29100 W. River Road
Perrysburg

, OH

In 1810, early settlers here were Major Amos Spafford (1753-1818), his wife Olive (1756-1823), and their children Samuel, Aurora , Chloe (Mrs. Almon Gibbs), and Anna (Mrs. Richard Craw). In 1796, Spafford, a native of Connecticut, was a surveyor for the Connecticut Land Company. He drew the first map laying out Cleveland and named the city. He left there in 1810 following appointment as custom’s collector and postmaster for the new port at the foot of the Maumee River rapids, Port Miami of Lake Erie. Spafford was granted a 160 acre land patent on River Tracts #64 and #65 in Waynesfield township, signed by President James Monroe and was able to purchase it following the 1817 Treaty of the Rapids that extinguished Native American claim. Two years later, 67 families lived in the area, but most fled at the outbreak of the War of 1812.

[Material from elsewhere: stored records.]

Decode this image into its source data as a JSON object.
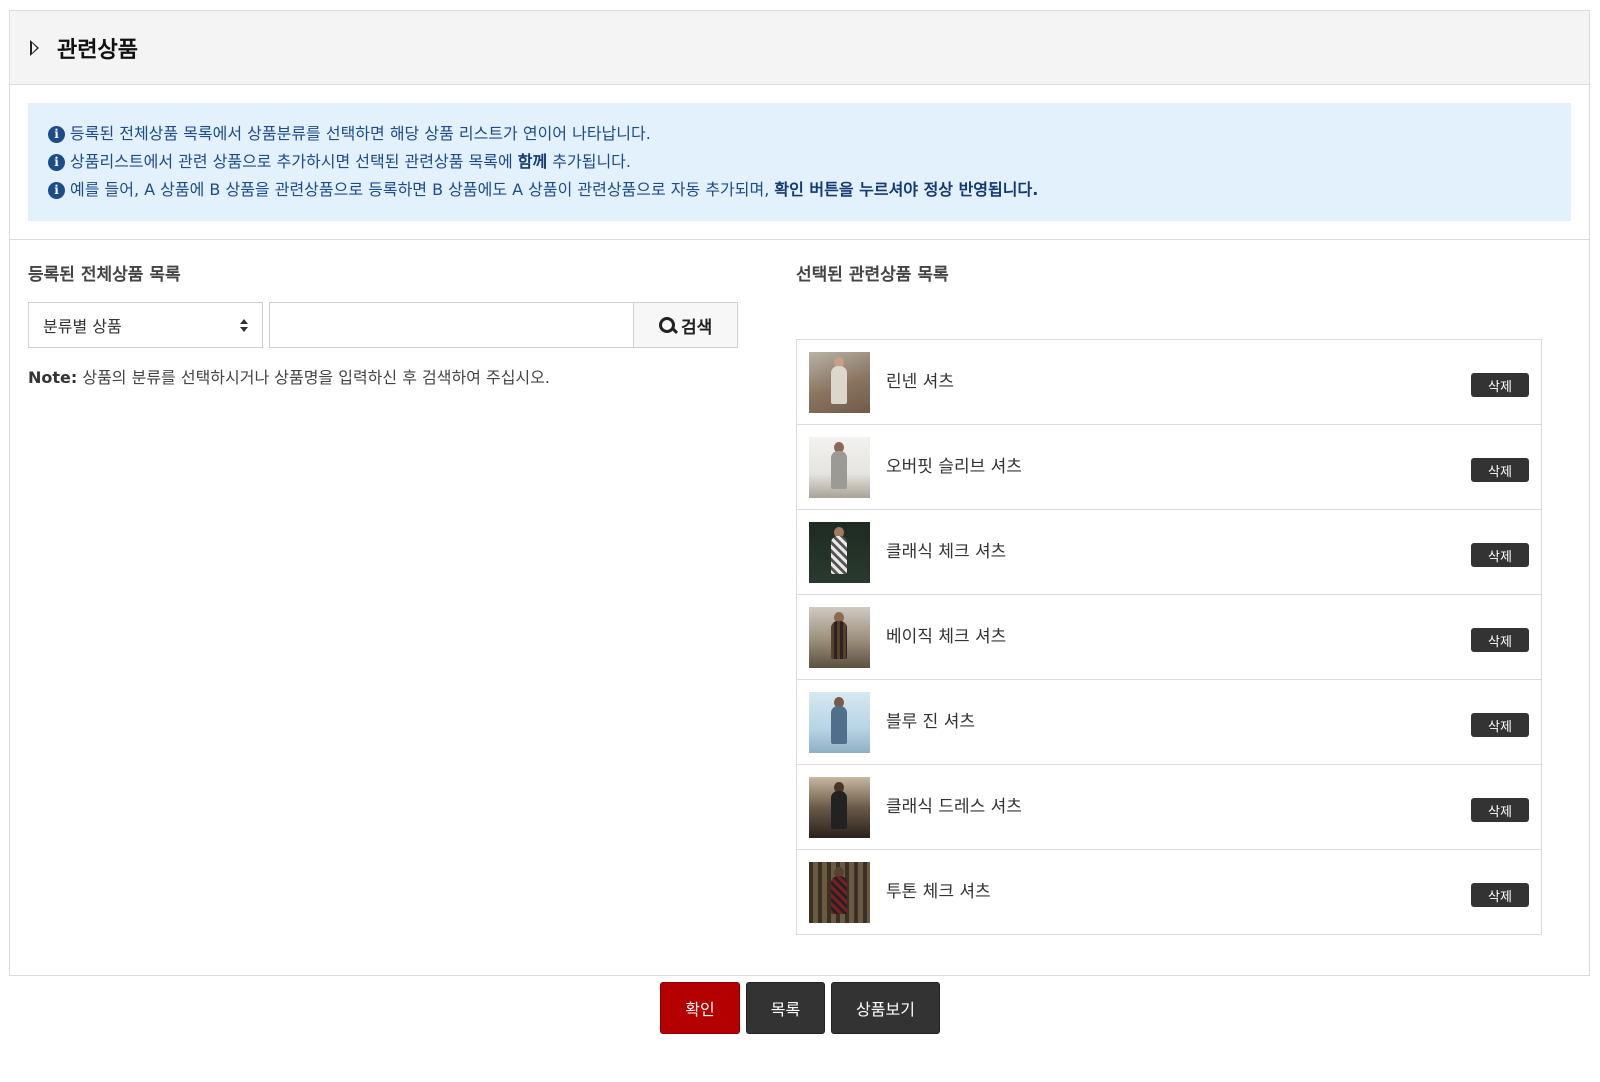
{
  "header": {
    "title": "관련상품"
  },
  "notice": {
    "line1": "등록된 전체상품 목록에서 상품분류를 선택하면 해당 상품 리스트가 연이어 나타납니다.",
    "line2_pre": "상품리스트에서 관련 상품으로 추가하시면 선택된 관련상품 목록에 ",
    "line2_bold": "함께",
    "line2_post": " 추가됩니다.",
    "line3_pre": "예를 들어, A 상품에 B 상품을 관련상품으로 등록하면 B 상품에도 A 상품이 관련상품으로 자동 추가되며, ",
    "line3_bold": "확인 버튼을 누르셔야 정상 반영됩니다."
  },
  "left": {
    "label": "등록된 전체상품 목록",
    "select_value": "분류별 상품",
    "search_value": "",
    "search_button": "검색",
    "note_label": "Note:",
    "note_text": " 상품의 분류를 선택하시거나 상품명을 입력하신 후 검색하여 주십시오."
  },
  "right": {
    "label": "선택된 관련상품 목록",
    "delete_label": "삭제",
    "items": [
      {
        "name": "린넨 셔츠"
      },
      {
        "name": "오버핏 슬리브 셔츠"
      },
      {
        "name": "클래식 체크 셔츠"
      },
      {
        "name": "베이직 체크 셔츠"
      },
      {
        "name": "블루 진 셔츠"
      },
      {
        "name": "클래식 드레스 셔츠"
      },
      {
        "name": "투톤 체크 셔츠"
      }
    ]
  },
  "actions": {
    "confirm": "확인",
    "list": "목록",
    "view": "상품보기"
  }
}
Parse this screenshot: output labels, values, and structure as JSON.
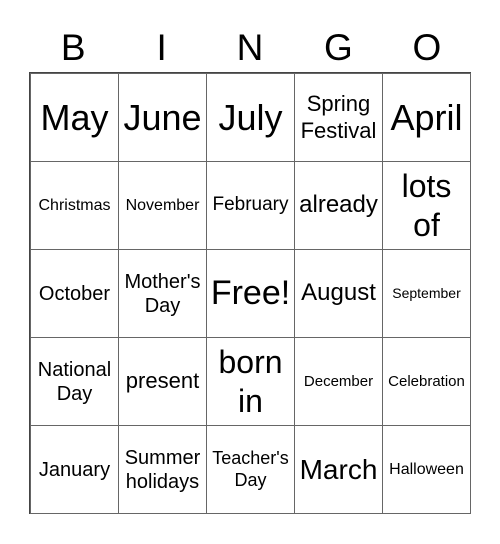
{
  "header": [
    "B",
    "I",
    "N",
    "G",
    "O"
  ],
  "cells": [
    "May",
    "June",
    "July",
    "Spring\nFestival",
    "April",
    "Christmas",
    "November",
    "February",
    "already",
    "lots\nof",
    "October",
    "Mother's\nDay",
    "Free!",
    "August",
    "September",
    "National\nDay",
    "present",
    "born\nin",
    "December",
    "Celebration",
    "January",
    "Summer\nholidays",
    "Teacher's\nDay",
    "March",
    "Halloween"
  ]
}
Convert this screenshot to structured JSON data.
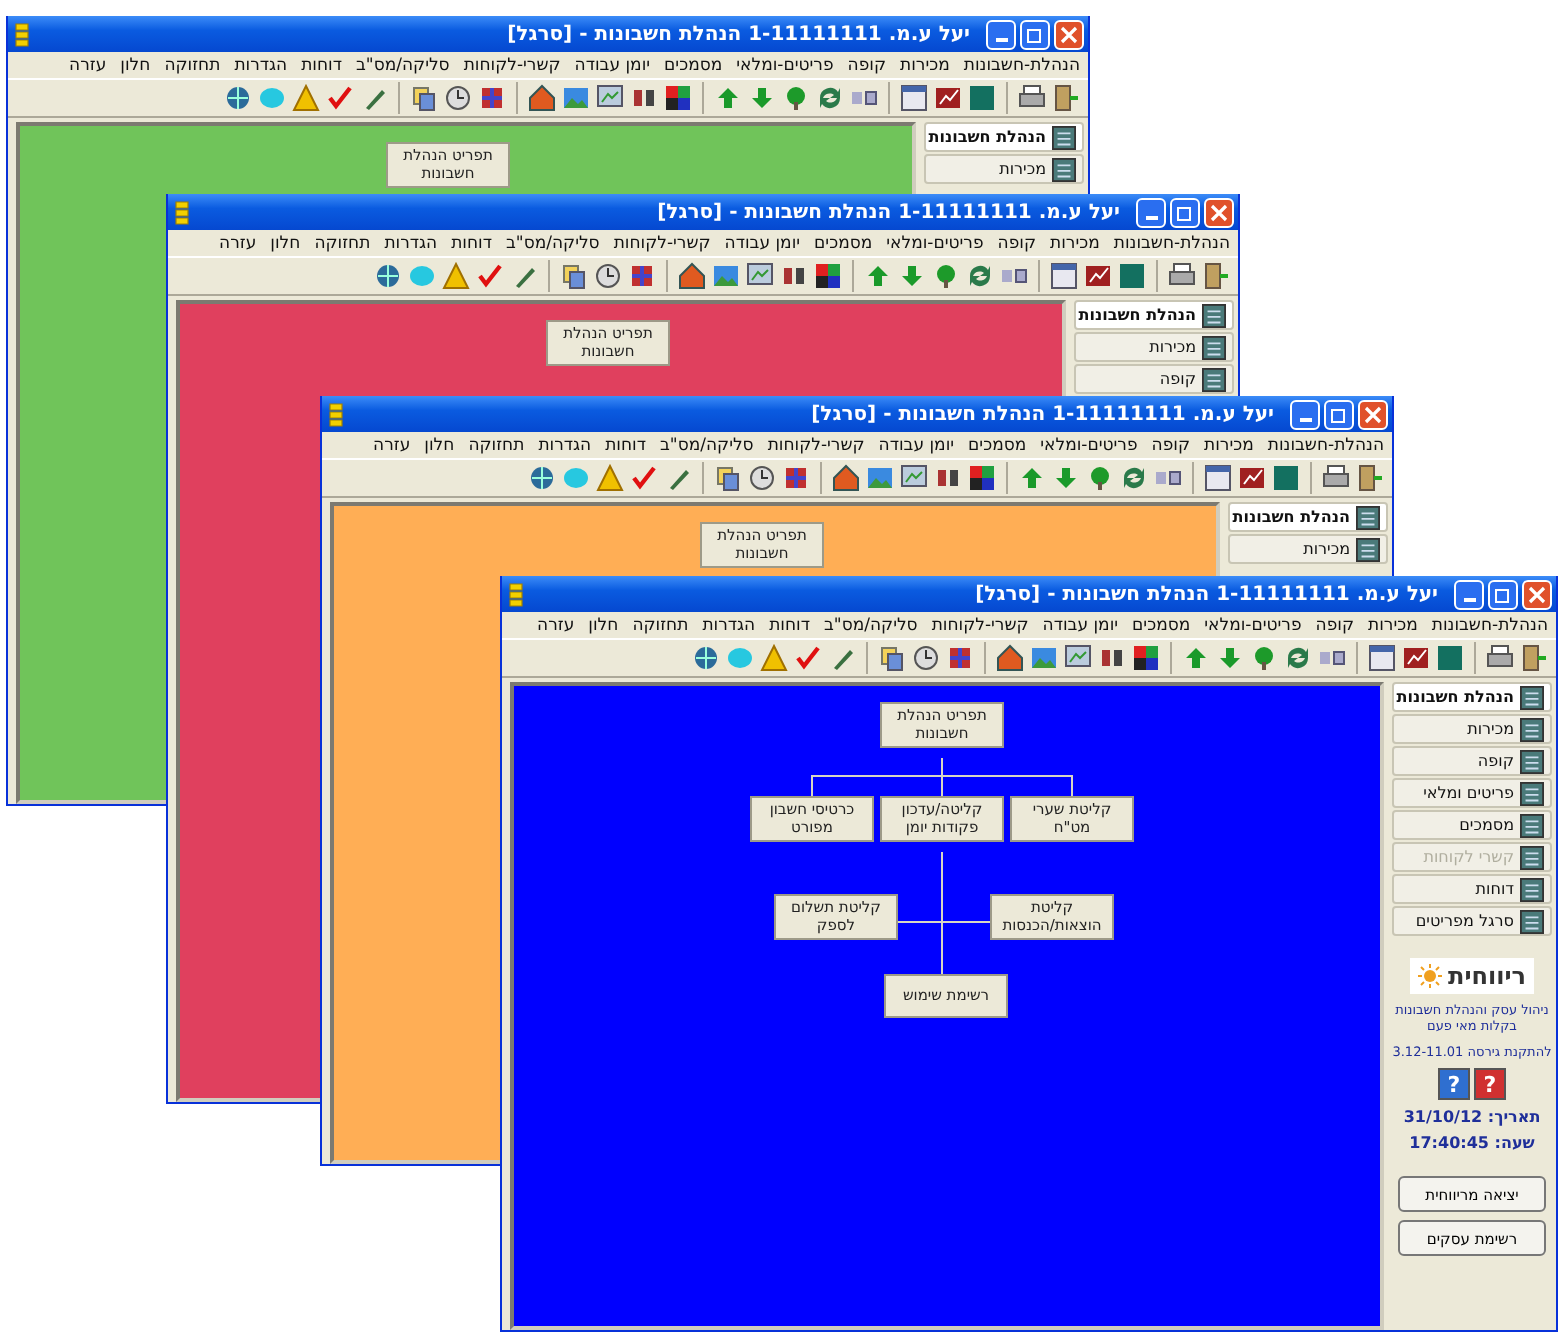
{
  "windows": [
    {
      "title": "יעל ע.מ. 1-11111111 הנהלת חשבונות - [סרגל]",
      "color": "#70c45a",
      "menu": [
        "הנהלת-חשבונות",
        "מכירות",
        "קופה",
        "פריטים-ומלאי",
        "מסמכים",
        "יומן עבודה",
        "קשרי-לקוחות",
        "סליקה/מס\"ב",
        "דוחות",
        "הגדרות",
        "תחזוקה",
        "חלון",
        "עזרה"
      ],
      "sidebar": [
        {
          "label": "הנהלת חשבונות",
          "selected": true,
          "disabled": false
        },
        {
          "label": "מכירות",
          "selected": false,
          "disabled": false
        }
      ],
      "diagram": [
        {
          "text": "תפריט הנהלת חשבונות"
        }
      ]
    },
    {
      "title": "יעל ע.מ. 1-11111111 הנהלת חשבונות - [סרגל]",
      "color": "#e0405e",
      "menu": [
        "הנהלת-חשבונות",
        "מכירות",
        "קופה",
        "פריטים-ומלאי",
        "מסמכים",
        "יומן עבודה",
        "קשרי-לקוחות",
        "סליקה/מס\"ב",
        "דוחות",
        "הגדרות",
        "תחזוקה",
        "חלון",
        "עזרה"
      ],
      "sidebar": [
        {
          "label": "הנהלת חשבונות",
          "selected": true,
          "disabled": false
        },
        {
          "label": "מכירות",
          "selected": false,
          "disabled": false
        },
        {
          "label": "קופה",
          "selected": false,
          "disabled": false
        }
      ],
      "diagram": [
        {
          "text": "תפריט הנהלת חשבונות"
        }
      ]
    },
    {
      "title": "יעל ע.מ. 1-11111111 הנהלת חשבונות - [סרגל]",
      "color": "#ffae55",
      "menu": [
        "הנהלת-חשבונות",
        "מכירות",
        "קופה",
        "פריטים-ומלאי",
        "מסמכים",
        "יומן עבודה",
        "קשרי-לקוחות",
        "סליקה/מס\"ב",
        "דוחות",
        "הגדרות",
        "תחזוקה",
        "חלון",
        "עזרה"
      ],
      "sidebar": [
        {
          "label": "הנהלת חשבונות",
          "selected": true,
          "disabled": false
        },
        {
          "label": "מכירות",
          "selected": false,
          "disabled": false
        }
      ],
      "diagram": [
        {
          "text": "תפריט הנהלת חשבונות"
        }
      ]
    },
    {
      "title": "יעל ע.מ. 1-11111111 הנהלת חשבונות - [סרגל]",
      "color": "#0000ff",
      "menu": [
        "הנהלת-חשבונות",
        "מכירות",
        "קופה",
        "פריטים-ומלאי",
        "מסמכים",
        "יומן עבודה",
        "קשרי-לקוחות",
        "סליקה/מס\"ב",
        "דוחות",
        "הגדרות",
        "תחזוקה",
        "חלון",
        "עזרה"
      ],
      "sidebar": [
        {
          "label": "הנהלת חשבונות",
          "selected": true,
          "disabled": false
        },
        {
          "label": "מכירות",
          "selected": false,
          "disabled": false
        },
        {
          "label": "קופה",
          "selected": false,
          "disabled": false
        },
        {
          "label": "פריטים ומלאי",
          "selected": false,
          "disabled": false
        },
        {
          "label": "מסמכים",
          "selected": false,
          "disabled": false
        },
        {
          "label": "קשרי לקוחות",
          "selected": false,
          "disabled": true
        },
        {
          "label": "דוחות",
          "selected": false,
          "disabled": false
        },
        {
          "label": "סרגל מפריטים",
          "selected": false,
          "disabled": false
        }
      ],
      "diagram": [
        {
          "text": "תפריט הנהלת חשבונות"
        },
        {
          "text": "קליטת שערי מט\"ח"
        },
        {
          "text": "קליטה/עדכון פקודות יומן"
        },
        {
          "text": "כרטיסי חשבון מפורט"
        },
        {
          "text": "קליטת הוצאות/הכנסות"
        },
        {
          "text": "קליטת תשלום לספק"
        },
        {
          "text": "רשימת שימוש"
        }
      ],
      "info": {
        "logo": "ריווחית",
        "tagline": "ניהול עסק והנהלת חשבונות בקלות מאי פעם",
        "version": "להתקנת גירסה 3.12-11.01",
        "help_buttons": [
          {
            "label": "?",
            "color": "#d03030"
          },
          {
            "label": "?",
            "color": "#2f6fd0"
          }
        ],
        "date": "תאריך: 31/10/12",
        "time": "שעה: 17:40:45",
        "buttons": [
          "יציאה מריווחית",
          "רשימת עסקים"
        ]
      }
    }
  ]
}
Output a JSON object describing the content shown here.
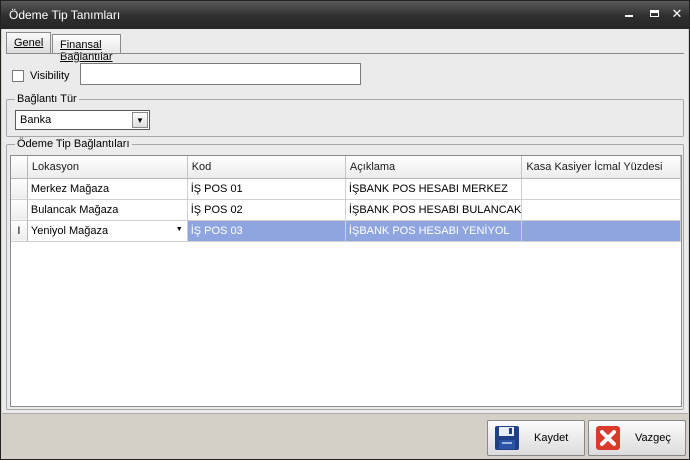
{
  "window": {
    "title": "Ödeme Tip Tanımları"
  },
  "tabs": [
    {
      "label": "Genel"
    },
    {
      "label": "Finansal Bağlantılar"
    }
  ],
  "visibility": {
    "label": "Visibility",
    "checked": false,
    "value": ""
  },
  "baglanti_tur": {
    "group_title": "Bağlantı Tür",
    "selected": "Banka"
  },
  "odeme_tip": {
    "group_title": "Ödeme Tip Bağlantıları",
    "columns": [
      "Lokasyon",
      "Kod",
      "Açıklama",
      "Kasa Kasiyer İcmal Yüzdesi"
    ],
    "rows": [
      {
        "lokasyon": "Merkez Mağaza",
        "kod": "İŞ POS 01",
        "aciklama": "İŞBANK POS HESABI MERKEZ",
        "yuzde": ""
      },
      {
        "lokasyon": "Bulancak Mağaza",
        "kod": "İŞ POS 02",
        "aciklama": "İŞBANK POS HESABI BULANCAK",
        "yuzde": ""
      },
      {
        "lokasyon": "Yeniyol Mağaza",
        "kod": "İŞ POS 03",
        "aciklama": "İŞBANK POS HESABI YENİYOL",
        "yuzde": ""
      }
    ],
    "selected_row_indicator": "I"
  },
  "buttons": {
    "save": "Kaydet",
    "cancel": "Vazgeç"
  },
  "colors": {
    "titlebar": "#2e2e2e",
    "selection": "#8fa5e0",
    "cancel_icon": "#d93a2a",
    "save_icon": "#1f3f86"
  }
}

740 Austin Drive
Barberton

, OH

Ohio Columbus Barber, a wealthy Ohio businessman and founder of Barberton, retired in 1905 to develop his Anna Dean Farm. Built in 1910, the colt barn was a part of this 3000-acre estate. Although originally intended for bulls, the building was converted in 1912 to a stable for colts. Akron architects Harpster and Bliss designed the barn, and it was the smallest on the farm. Like many buildings erected by Barber, the colt barn features the patriotic red, white, and blue color scheme he favored. Between Barber’s death in 1920 and the founding of the Barberton Historical Society in 1974, all but nine of the estate’s thirty-five original buildings were razed. The historical society saved the colt barn in 1978, which led to the birth of the city’s historic preservation movement. The society completed restoration of the colt barn in 1998 with a grant from the Barberton Community Foundation.